  • South Asia’s monsoon rains, which hit the region from June to September, are crucial for the rain-fed crops planted during the season

GAUHATI, India: The death toll in monsoon flooding in South Asia has risen to 152 as millions of people and animals continue to face the brunt in three countries, officials said Saturday.
At least 90 people have died in Nepal and 50 in northeastern India’s Assam state over the past week. A dozen have been killed in Bangladesh.
Shiv Kumar, a government official in Assam, said 10 rare one-horned rhinos have died in Kaziranga National Park since the Brahmaputra River burst its banks, flooding the reserve.
Some 4.8 million people spread over 3,700 villages across the state are still affected by the floods, though the frequency of rains has decreased in the past 24 hours, the Assam Disaster Response Authority said. More than 2.5 million have also been hit by flooding in India’s Bihar state.
Amid the flooding, 20-year-old Imrana Khatoon delivered her first baby on a boat in floodwaters early Friday while on her way to a hospital in Assam’s flooded Gagalmari village, locals said.
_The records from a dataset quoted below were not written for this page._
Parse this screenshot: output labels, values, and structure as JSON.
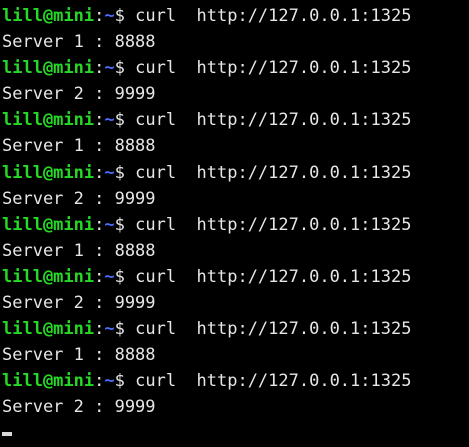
{
  "terminal": {
    "lines": [
      {
        "kind": "prompt",
        "user": "lill@mini",
        "sep": ":",
        "path": "~",
        "sigil": "$",
        "command": " curl  http://127.0.0.1:1325"
      },
      {
        "kind": "output",
        "text": "Server 1 : 8888"
      },
      {
        "kind": "prompt",
        "user": "lill@mini",
        "sep": ":",
        "path": "~",
        "sigil": "$",
        "command": " curl  http://127.0.0.1:1325"
      },
      {
        "kind": "output",
        "text": "Server 2 : 9999"
      },
      {
        "kind": "prompt",
        "user": "lill@mini",
        "sep": ":",
        "path": "~",
        "sigil": "$",
        "command": " curl  http://127.0.0.1:1325"
      },
      {
        "kind": "output",
        "text": "Server 1 : 8888"
      },
      {
        "kind": "prompt",
        "user": "lill@mini",
        "sep": ":",
        "path": "~",
        "sigil": "$",
        "command": " curl  http://127.0.0.1:1325"
      },
      {
        "kind": "output",
        "text": "Server 2 : 9999"
      },
      {
        "kind": "prompt",
        "user": "lill@mini",
        "sep": ":",
        "path": "~",
        "sigil": "$",
        "command": " curl  http://127.0.0.1:1325"
      },
      {
        "kind": "output",
        "text": "Server 1 : 8888"
      },
      {
        "kind": "prompt",
        "user": "lill@mini",
        "sep": ":",
        "path": "~",
        "sigil": "$",
        "command": " curl  http://127.0.0.1:1325"
      },
      {
        "kind": "output",
        "text": "Server 2 : 9999"
      },
      {
        "kind": "prompt",
        "user": "lill@mini",
        "sep": ":",
        "path": "~",
        "sigil": "$",
        "command": " curl  http://127.0.0.1:1325"
      },
      {
        "kind": "output",
        "text": "Server 1 : 8888"
      },
      {
        "kind": "prompt",
        "user": "lill@mini",
        "sep": ":",
        "path": "~",
        "sigil": "$",
        "command": " curl  http://127.0.0.1:1325"
      },
      {
        "kind": "output",
        "text": "Server 2 : 9999"
      }
    ],
    "cursor_visible": true
  },
  "colors": {
    "background": "#000000",
    "foreground": "#e6e6e6",
    "prompt_user": "#26d926",
    "prompt_path": "#4c6dff"
  }
}
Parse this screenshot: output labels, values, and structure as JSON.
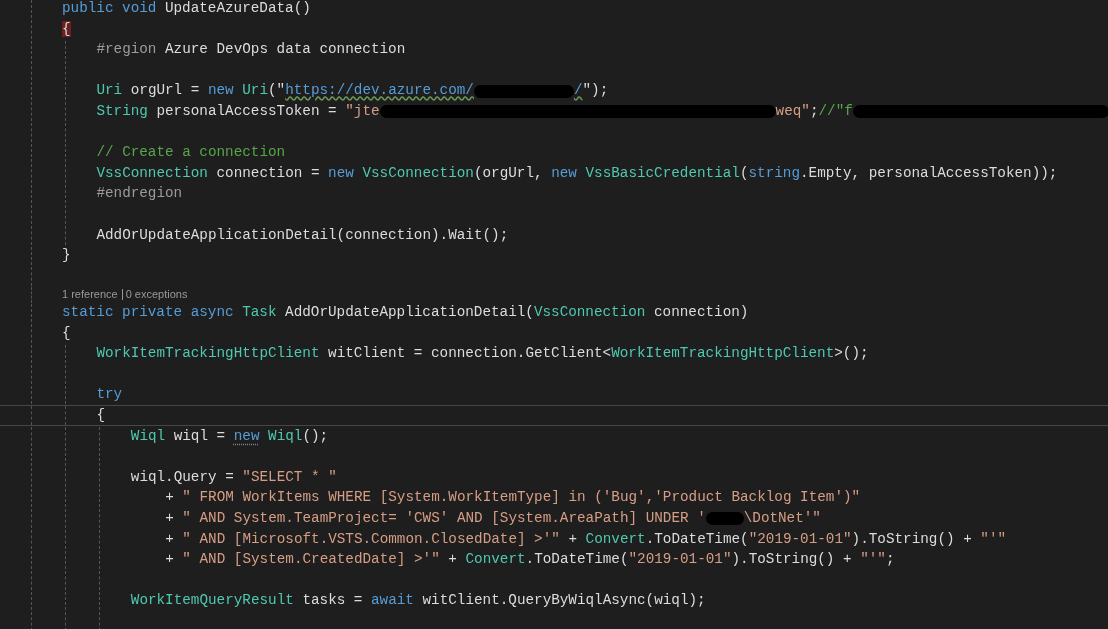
{
  "editor": {
    "lines": [
      {
        "kind": "code",
        "current": false,
        "tokens": [
          {
            "kind": "kw",
            "text": "public void"
          },
          {
            "kind": "plain",
            "text": " UpdateAzureData()"
          }
        ]
      },
      {
        "kind": "code",
        "current": false,
        "guide": true,
        "tokens": [
          {
            "kind": "brace-match",
            "text": "{"
          }
        ],
        "children": [
          {
            "kind": "code",
            "current": false,
            "tokens": [
              {
                "kind": "pre",
                "text": "#region"
              },
              {
                "kind": "plain",
                "text": " Azure DevOps data connection"
              }
            ]
          },
          {
            "kind": "blank",
            "current": false
          },
          {
            "kind": "code",
            "current": false,
            "tokens": [
              {
                "kind": "type",
                "text": "Uri"
              },
              {
                "kind": "plain",
                "text": " orgUrl = "
              },
              {
                "kind": "kw",
                "text": "new "
              },
              {
                "kind": "type",
                "text": "Uri"
              },
              {
                "kind": "plain",
                "text": "(\""
              },
              {
                "kind": "url",
                "text": "https://dev.azure.com/"
              },
              {
                "kind": "redaction"
              },
              {
                "kind": "url",
                "text": "/"
              },
              {
                "kind": "plain",
                "text": "\");"
              }
            ]
          },
          {
            "kind": "code",
            "current": false,
            "tokens": [
              {
                "kind": "type",
                "text": "String"
              },
              {
                "kind": "plain",
                "text": " personalAccessToken = "
              },
              {
                "kind": "str",
                "text": "\"jte"
              },
              {
                "kind": "redaction"
              },
              {
                "kind": "str",
                "text": "weq\""
              },
              {
                "kind": "plain",
                "text": ";"
              },
              {
                "kind": "comment",
                "text": "//\"f"
              },
              {
                "kind": "redaction"
              }
            ]
          },
          {
            "kind": "blank",
            "current": false
          },
          {
            "kind": "code",
            "current": false,
            "tokens": [
              {
                "kind": "comment",
                "text": "// Create a connection"
              }
            ]
          },
          {
            "kind": "code",
            "current": false,
            "tokens": [
              {
                "kind": "type",
                "text": "VssConnection"
              },
              {
                "kind": "plain",
                "text": " connection = "
              },
              {
                "kind": "kw",
                "text": "new "
              },
              {
                "kind": "type",
                "text": "VssConnection"
              },
              {
                "kind": "plain",
                "text": "(orgUrl, "
              },
              {
                "kind": "kw",
                "text": "new "
              },
              {
                "kind": "type",
                "text": "VssBasicCredential"
              },
              {
                "kind": "plain",
                "text": "("
              },
              {
                "kind": "kw",
                "text": "string"
              },
              {
                "kind": "plain",
                "text": ".Empty, personalAccessToken));"
              }
            ]
          },
          {
            "kind": "code",
            "current": false,
            "tokens": [
              {
                "kind": "pre",
                "text": "#endregion"
              }
            ]
          },
          {
            "kind": "blank",
            "current": false
          },
          {
            "kind": "code",
            "current": false,
            "tokens": [
              {
                "kind": "plain",
                "text": "AddOrUpdateApplicationDetail(connection).Wait();"
              }
            ]
          }
        ]
      },
      {
        "kind": "code",
        "current": false,
        "tokens": [
          {
            "kind": "plain",
            "text": "}"
          }
        ]
      },
      {
        "kind": "blank",
        "current": false
      },
      {
        "kind": "codelens",
        "items": [
          "1 reference",
          "0 exceptions"
        ]
      },
      {
        "kind": "code",
        "current": false,
        "tokens": [
          {
            "kind": "kw",
            "text": "static private async "
          },
          {
            "kind": "type",
            "text": "Task"
          },
          {
            "kind": "plain",
            "text": " AddOrUpdateApplicationDetail("
          },
          {
            "kind": "type",
            "text": "VssConnection"
          },
          {
            "kind": "plain",
            "text": " connection)"
          }
        ]
      },
      {
        "kind": "code",
        "current": false,
        "guide": true,
        "tokens": [
          {
            "kind": "plain",
            "text": "{"
          }
        ],
        "children": [
          {
            "kind": "code",
            "current": false,
            "tokens": [
              {
                "kind": "type",
                "text": "WorkItemTrackingHttpClient"
              },
              {
                "kind": "plain",
                "text": " witClient = connection.GetClient<"
              },
              {
                "kind": "type",
                "text": "WorkItemTrackingHttpClient"
              },
              {
                "kind": "plain",
                "text": ">();"
              }
            ]
          },
          {
            "kind": "blank",
            "current": false
          },
          {
            "kind": "code",
            "current": false,
            "tokens": [
              {
                "kind": "kw",
                "text": "try"
              }
            ]
          },
          {
            "kind": "code",
            "current": true,
            "guide": true,
            "tokens": [
              {
                "kind": "plain",
                "text": "{"
              }
            ],
            "children": [
              {
                "kind": "code",
                "current": false,
                "tokens": [
                  {
                    "kind": "type",
                    "text": "Wiql"
                  },
                  {
                    "kind": "plain",
                    "text": " wiql = "
                  },
                  {
                    "kind": "hint",
                    "text": "new"
                  },
                  {
                    "kind": "type",
                    "text": " Wiql"
                  },
                  {
                    "kind": "plain",
                    "text": "();"
                  }
                ]
              },
              {
                "kind": "blank",
                "current": false
              },
              {
                "kind": "code",
                "current": false,
                "guide": false,
                "tokens": [
                  {
                    "kind": "plain",
                    "text": "wiql.Query = "
                  },
                  {
                    "kind": "str",
                    "text": "\"SELECT * \""
                  }
                ],
                "children": [
                  {
                    "kind": "code",
                    "current": false,
                    "tokens": [
                      {
                        "kind": "plain",
                        "text": "+ "
                      },
                      {
                        "kind": "str",
                        "text": "\" FROM WorkItems WHERE [System.WorkItemType] in ('Bug','Product Backlog Item')\""
                      }
                    ]
                  },
                  {
                    "kind": "code",
                    "current": false,
                    "tokens": [
                      {
                        "kind": "plain",
                        "text": "+ "
                      },
                      {
                        "kind": "str",
                        "text": "\" AND System.TeamProject= 'CWS' AND [System.AreaPath] UNDER '"
                      },
                      {
                        "kind": "redaction"
                      },
                      {
                        "kind": "str",
                        "text": "\\DotNet'\""
                      }
                    ]
                  },
                  {
                    "kind": "code",
                    "current": false,
                    "tokens": [
                      {
                        "kind": "plain",
                        "text": "+ "
                      },
                      {
                        "kind": "str",
                        "text": "\" AND [Microsoft.VSTS.Common.ClosedDate] >'\""
                      },
                      {
                        "kind": "plain",
                        "text": " + "
                      },
                      {
                        "kind": "type",
                        "text": "Convert"
                      },
                      {
                        "kind": "plain",
                        "text": ".ToDateTime("
                      },
                      {
                        "kind": "str",
                        "text": "\"2019-01-01\""
                      },
                      {
                        "kind": "plain",
                        "text": ").ToString() + "
                      },
                      {
                        "kind": "str",
                        "text": "\"'\""
                      }
                    ]
                  },
                  {
                    "kind": "code",
                    "current": false,
                    "tokens": [
                      {
                        "kind": "plain",
                        "text": "+ "
                      },
                      {
                        "kind": "str",
                        "text": "\" AND [System.CreatedDate] >'\""
                      },
                      {
                        "kind": "plain",
                        "text": " + "
                      },
                      {
                        "kind": "type",
                        "text": "Convert"
                      },
                      {
                        "kind": "plain",
                        "text": ".ToDateTime("
                      },
                      {
                        "kind": "str",
                        "text": "\"2019-01-01\""
                      },
                      {
                        "kind": "plain",
                        "text": ").ToString() + "
                      },
                      {
                        "kind": "str",
                        "text": "\"'\""
                      },
                      {
                        "kind": "plain",
                        "text": ";"
                      }
                    ]
                  }
                ]
              },
              {
                "kind": "blank",
                "current": false
              },
              {
                "kind": "code",
                "current": false,
                "tokens": [
                  {
                    "kind": "type",
                    "text": "WorkItemQueryResult"
                  },
                  {
                    "kind": "plain",
                    "text": " tasks = "
                  },
                  {
                    "kind": "kw",
                    "text": "await"
                  },
                  {
                    "kind": "plain",
                    "text": " witClient.QueryByWiqlAsync(wiql);"
                  }
                ]
              },
              {
                "kind": "blank",
                "current": false
              }
            ]
          }
        ]
      }
    ]
  }
}
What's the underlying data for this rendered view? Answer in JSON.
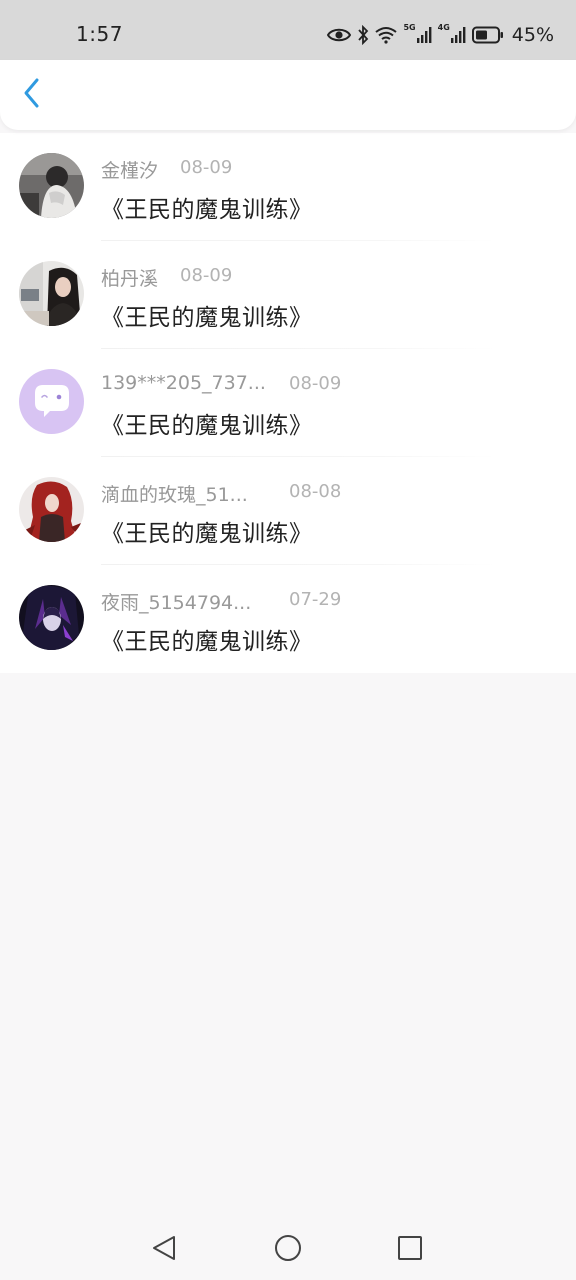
{
  "status_bar": {
    "time": "1:57",
    "network_tag_1": "5G",
    "network_tag_2": "4G",
    "battery_percent": "45%"
  },
  "header": {
    "back_icon": "chevron-left-icon",
    "accent_color": "#2f9ae0"
  },
  "list": {
    "items": [
      {
        "username": "金槿汐",
        "date": "08-09",
        "title": "《王民的魔鬼训练》",
        "avatar": "photo-avatar-girl-white-hoodie"
      },
      {
        "username": "柏丹溪",
        "date": "08-09",
        "title": "《王民的魔鬼训练》",
        "avatar": "photo-avatar-girl-dark-hair"
      },
      {
        "username": "139***205_737...",
        "date": "08-09",
        "title": "《王民的魔鬼训练》",
        "avatar": "default-chat-bubble-avatar"
      },
      {
        "username": "滴血的玫瑰_51...",
        "date": "08-08",
        "title": "《王民的魔鬼训练》",
        "avatar": "photo-avatar-red-hair-character"
      },
      {
        "username": "夜雨_5154794...",
        "date": "07-29",
        "title": "《王民的魔鬼训练》",
        "avatar": "photo-avatar-dark-anime-character"
      }
    ]
  },
  "nav_bar": {
    "back": "triangle-back-icon",
    "home": "circle-home-icon",
    "recents": "square-recents-icon"
  }
}
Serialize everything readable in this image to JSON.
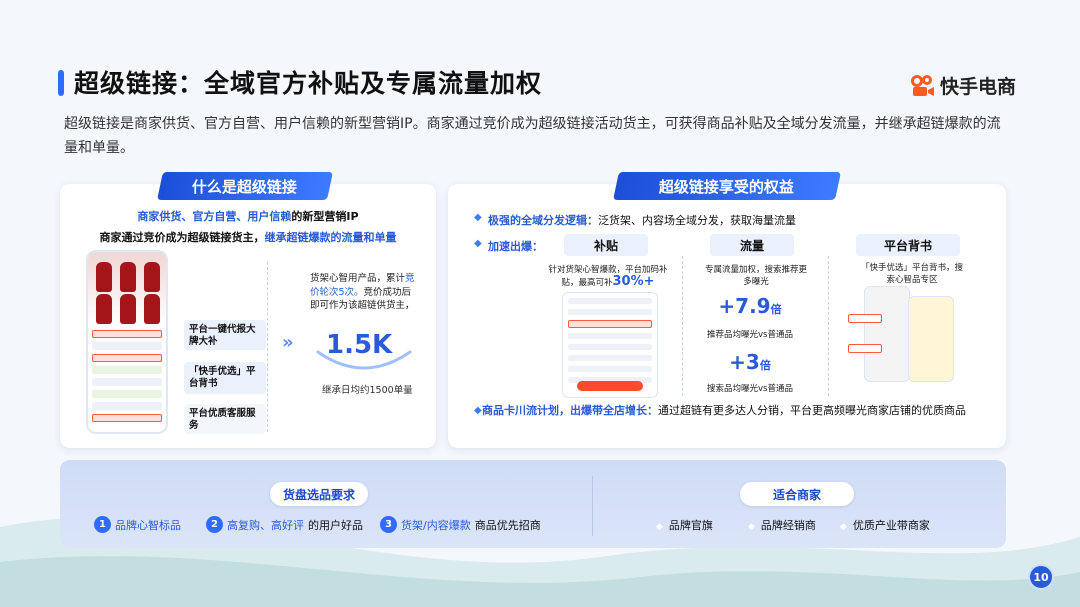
{
  "title": "超级链接：全域官方补贴及专属流量加权",
  "logo_text": "快手电商",
  "intro": "超级链接是商家供货、官方自营、用户信赖的新型营销IP。商家通过竞价成为超级链接活动货主，可获得商品补贴及全域分发流量，并继承超链爆款的流量和单量。",
  "left_card": {
    "tab": "什么是超级链接",
    "line1_blue": "商家供货、官方自营、用户信赖",
    "line1_rest": "的新型营销IP",
    "line2_black": "商家通过竞价成为超级链接货主，",
    "line2_blue": "继承超链爆款的流量和单量",
    "features": [
      "平台一键代报大牌大补",
      "「快手优选」平台背书",
      "平台优质客服服务"
    ],
    "desc_a": "货架心智用产品，累计",
    "desc_b": "竞价轮次5次。",
    "desc_c": "竞价成功后即可作为该超链供货主，",
    "big_value": "1.5K",
    "big_sub": "继承日均约1500单量"
  },
  "right_card": {
    "tab": "超级链接享受的权益",
    "row1_label": "极强的全域分发逻辑：",
    "row1_text": "泛货架、内容场全域分发，获取海量流量",
    "row2_label": "加速出爆：",
    "columns": [
      {
        "head": "补贴",
        "text": "针对货架心智爆款，平台加码补贴，最高可补",
        "value": "30%+"
      },
      {
        "head": "流量",
        "text": "专属流量加权，搜索推荐更多曝光",
        "value1": "+7.9",
        "unit1": "倍",
        "note1": "推荐品均曝光vs普通品",
        "value2": "+3",
        "unit2": "倍",
        "note2": "搜索品均曝光vs普通品"
      },
      {
        "head": "平台背书",
        "text": "「快手优选」平台背书，搜索心智品专区"
      }
    ],
    "row3_label": "商品卡川流计划，出爆带全店增长：",
    "row3_text": "通过超链有更多达人分销，平台更高频曝光商家店铺的优质商品"
  },
  "bottom": {
    "left_pill": "货盘选品要求",
    "right_pill": "适合商家",
    "requirements": [
      {
        "num": "1",
        "hl": "品牌心智标品",
        "rest": ""
      },
      {
        "num": "2",
        "hl": "高复购、高好评",
        "rest": "的用户好品"
      },
      {
        "num": "3",
        "hl": "货架/内容爆款",
        "rest": "商品优先招商"
      }
    ],
    "merchants": [
      "品牌官旗",
      "品牌经销商",
      "优质产业带商家"
    ]
  },
  "page_number": "10",
  "colors": {
    "accent": "#2a5bd7",
    "tab": "#1c4fd6",
    "logo": "#ff5a1f"
  }
}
The woman and the newborn were brought back to their home without getting to the hospital.
Community health worker Parag Jyoti Das, who visited the family, said there were no post-delivery health complications. However, the mother and the child were moved to a hospital on a boat to the nearby town of Jhargaon because of unhygienic conditions due to floodwaters, Das said. The health center in Khatoon’s village was flooded and closed.
“I would have felt happier if the baby’s father was here,” said Khatoon, whose husband works in a hotel in the southern state of Kerala.
More than 147,000 people have taken shelter in 755 government-run camps across Assam, officials said.
Authorities warned they would take action against suppliers who were reported to be distributing poor quality rice and other essentials to marooned people and inmates of temporary shelters at some places.
“We have ordered the arrest of those unscrupulous elements supplying substandard materials and playing with the lives of the affected people,” said Himanta Biswa Sarma, Assam’s finance minister.
In Nepal, the Home Ministry said about 36,728 families were affected by the monsoon rains. The flooding and mudslides forced some 13,000 families to flee their homes.
In at least two of Nepal’s districts, helicopters were used to transport emergency food supplies, while other transport means were being used to move tents and other supplies to the victims.
South Asia’s monsoon rains, which hit the region from June to September, are crucial for the rain-fed crops planted during the season.